▶ [What is needed]
Each line below with the word "this" needs to be copied.

▶ [Records to use]
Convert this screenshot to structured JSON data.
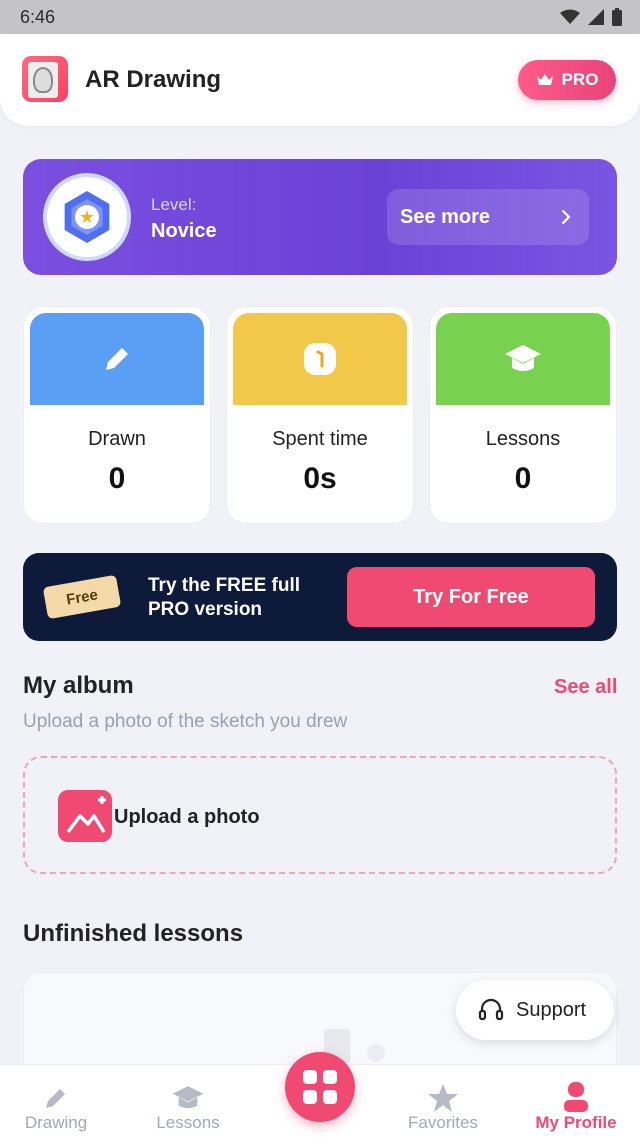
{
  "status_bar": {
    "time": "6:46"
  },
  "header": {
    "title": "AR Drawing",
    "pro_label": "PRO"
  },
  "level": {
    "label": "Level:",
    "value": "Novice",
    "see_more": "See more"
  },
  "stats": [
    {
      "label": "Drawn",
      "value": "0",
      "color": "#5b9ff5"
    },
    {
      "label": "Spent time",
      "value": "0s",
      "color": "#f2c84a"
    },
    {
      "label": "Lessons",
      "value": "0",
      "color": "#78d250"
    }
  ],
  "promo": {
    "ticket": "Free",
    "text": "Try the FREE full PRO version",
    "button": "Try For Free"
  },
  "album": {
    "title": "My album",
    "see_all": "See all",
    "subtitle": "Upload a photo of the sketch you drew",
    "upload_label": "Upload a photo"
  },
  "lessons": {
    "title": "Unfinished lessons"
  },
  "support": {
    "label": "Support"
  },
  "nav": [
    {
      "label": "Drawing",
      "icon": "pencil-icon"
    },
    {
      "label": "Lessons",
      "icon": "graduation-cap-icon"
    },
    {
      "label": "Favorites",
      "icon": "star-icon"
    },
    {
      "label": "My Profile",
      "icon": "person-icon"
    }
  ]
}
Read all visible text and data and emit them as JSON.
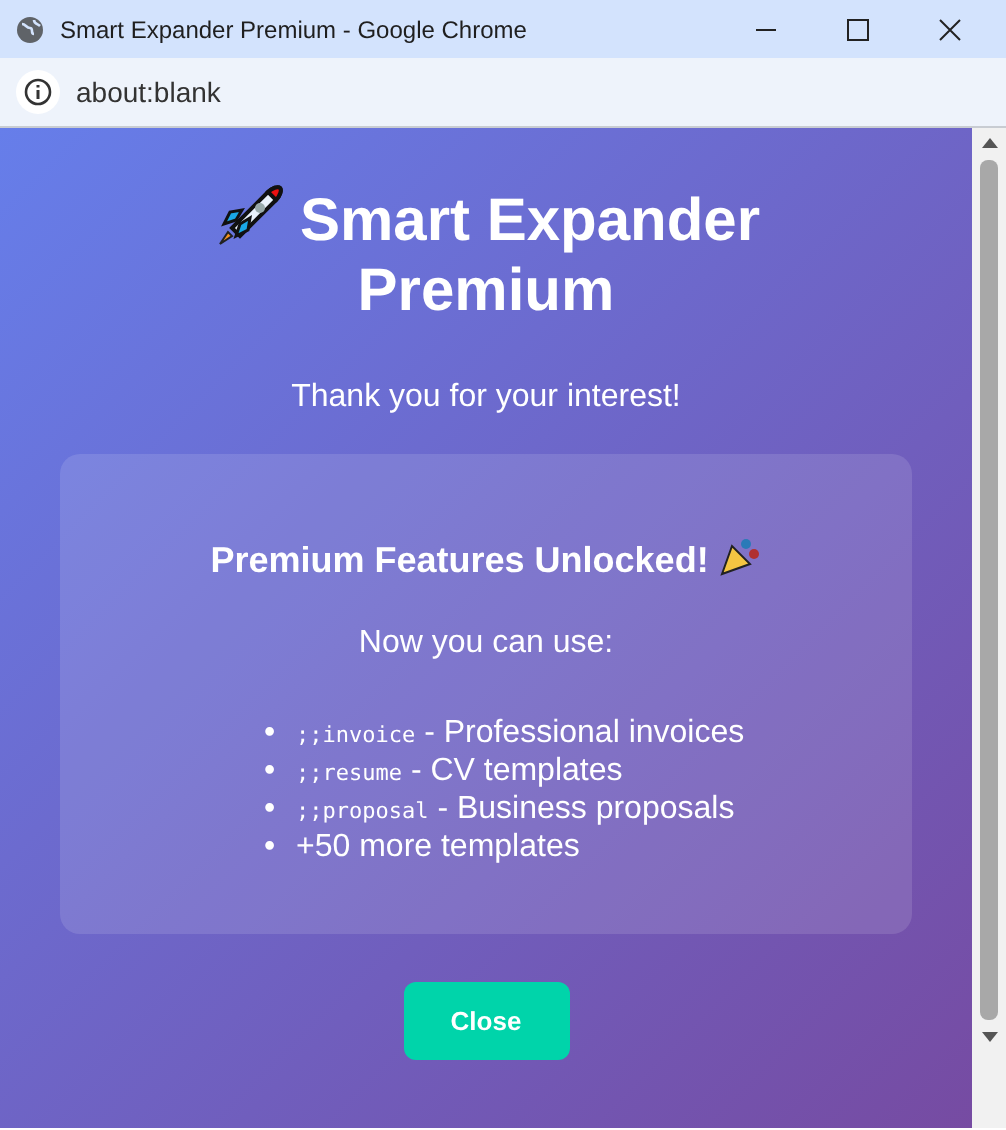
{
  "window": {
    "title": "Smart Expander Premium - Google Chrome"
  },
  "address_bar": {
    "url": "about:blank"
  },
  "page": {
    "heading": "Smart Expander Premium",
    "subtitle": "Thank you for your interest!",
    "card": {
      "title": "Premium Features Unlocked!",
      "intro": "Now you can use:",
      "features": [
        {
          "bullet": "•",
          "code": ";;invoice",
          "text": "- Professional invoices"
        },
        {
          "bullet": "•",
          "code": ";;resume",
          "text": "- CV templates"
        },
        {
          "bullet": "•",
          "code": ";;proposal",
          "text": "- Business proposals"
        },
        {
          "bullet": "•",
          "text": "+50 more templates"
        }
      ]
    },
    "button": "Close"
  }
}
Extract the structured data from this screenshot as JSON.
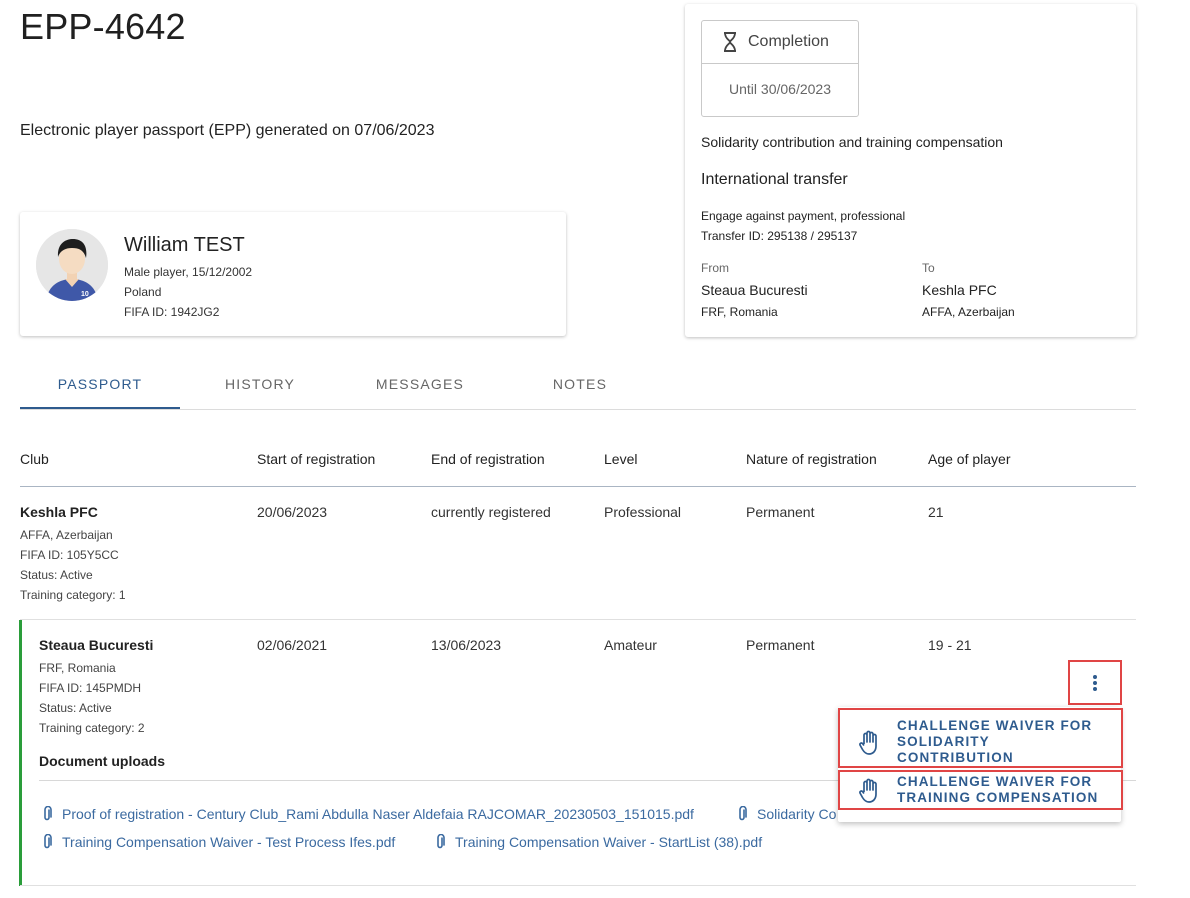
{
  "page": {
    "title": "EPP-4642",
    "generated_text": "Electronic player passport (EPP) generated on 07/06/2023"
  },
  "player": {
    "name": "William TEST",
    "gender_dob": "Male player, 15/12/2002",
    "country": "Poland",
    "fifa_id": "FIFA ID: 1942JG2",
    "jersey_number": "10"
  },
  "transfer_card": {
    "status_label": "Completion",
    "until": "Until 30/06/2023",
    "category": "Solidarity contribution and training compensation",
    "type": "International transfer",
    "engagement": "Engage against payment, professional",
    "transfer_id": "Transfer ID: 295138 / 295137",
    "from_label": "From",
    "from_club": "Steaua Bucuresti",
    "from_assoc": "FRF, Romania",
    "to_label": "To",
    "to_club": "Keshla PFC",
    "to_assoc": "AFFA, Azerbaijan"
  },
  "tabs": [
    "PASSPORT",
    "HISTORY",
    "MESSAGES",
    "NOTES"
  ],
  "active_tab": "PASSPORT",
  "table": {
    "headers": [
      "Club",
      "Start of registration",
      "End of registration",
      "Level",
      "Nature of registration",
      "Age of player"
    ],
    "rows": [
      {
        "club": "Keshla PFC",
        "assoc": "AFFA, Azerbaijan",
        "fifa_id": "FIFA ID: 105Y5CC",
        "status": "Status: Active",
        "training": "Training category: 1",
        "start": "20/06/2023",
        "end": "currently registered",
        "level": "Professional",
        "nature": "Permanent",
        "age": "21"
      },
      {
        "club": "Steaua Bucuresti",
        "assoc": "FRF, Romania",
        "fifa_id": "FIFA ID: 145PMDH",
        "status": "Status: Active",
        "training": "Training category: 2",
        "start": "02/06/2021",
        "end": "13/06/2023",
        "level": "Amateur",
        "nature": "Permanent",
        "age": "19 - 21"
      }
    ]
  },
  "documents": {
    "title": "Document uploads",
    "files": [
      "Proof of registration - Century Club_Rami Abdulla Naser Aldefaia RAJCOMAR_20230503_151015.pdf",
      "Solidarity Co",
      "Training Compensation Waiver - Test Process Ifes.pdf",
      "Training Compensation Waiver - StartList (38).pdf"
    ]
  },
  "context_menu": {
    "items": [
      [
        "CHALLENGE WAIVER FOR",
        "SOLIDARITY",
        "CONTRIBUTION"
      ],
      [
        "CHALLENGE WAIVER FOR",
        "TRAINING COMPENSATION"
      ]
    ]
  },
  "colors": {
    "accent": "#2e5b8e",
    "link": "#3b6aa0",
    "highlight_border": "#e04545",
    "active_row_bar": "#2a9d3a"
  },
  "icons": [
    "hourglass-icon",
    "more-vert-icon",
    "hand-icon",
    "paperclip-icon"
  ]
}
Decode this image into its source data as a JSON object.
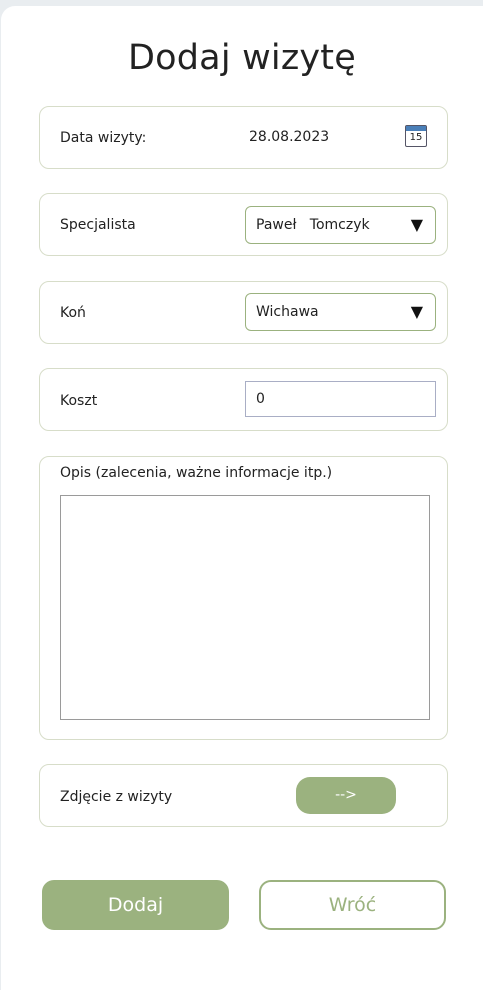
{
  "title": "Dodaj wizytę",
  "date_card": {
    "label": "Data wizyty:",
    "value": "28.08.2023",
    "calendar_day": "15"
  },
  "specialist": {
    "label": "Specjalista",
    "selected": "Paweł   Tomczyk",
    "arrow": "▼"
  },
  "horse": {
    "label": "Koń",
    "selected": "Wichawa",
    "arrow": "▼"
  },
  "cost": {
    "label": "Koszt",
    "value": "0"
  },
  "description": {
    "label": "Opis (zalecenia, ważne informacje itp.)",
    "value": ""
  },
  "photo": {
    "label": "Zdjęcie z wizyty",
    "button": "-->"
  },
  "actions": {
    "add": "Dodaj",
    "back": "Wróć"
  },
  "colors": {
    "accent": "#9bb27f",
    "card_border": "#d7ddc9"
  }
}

▶ [Answer area]
Convert this screenshot to structured JSON data.
Extract the structured data from this screenshot as JSON.
Decode this image into its source data as a JSON object.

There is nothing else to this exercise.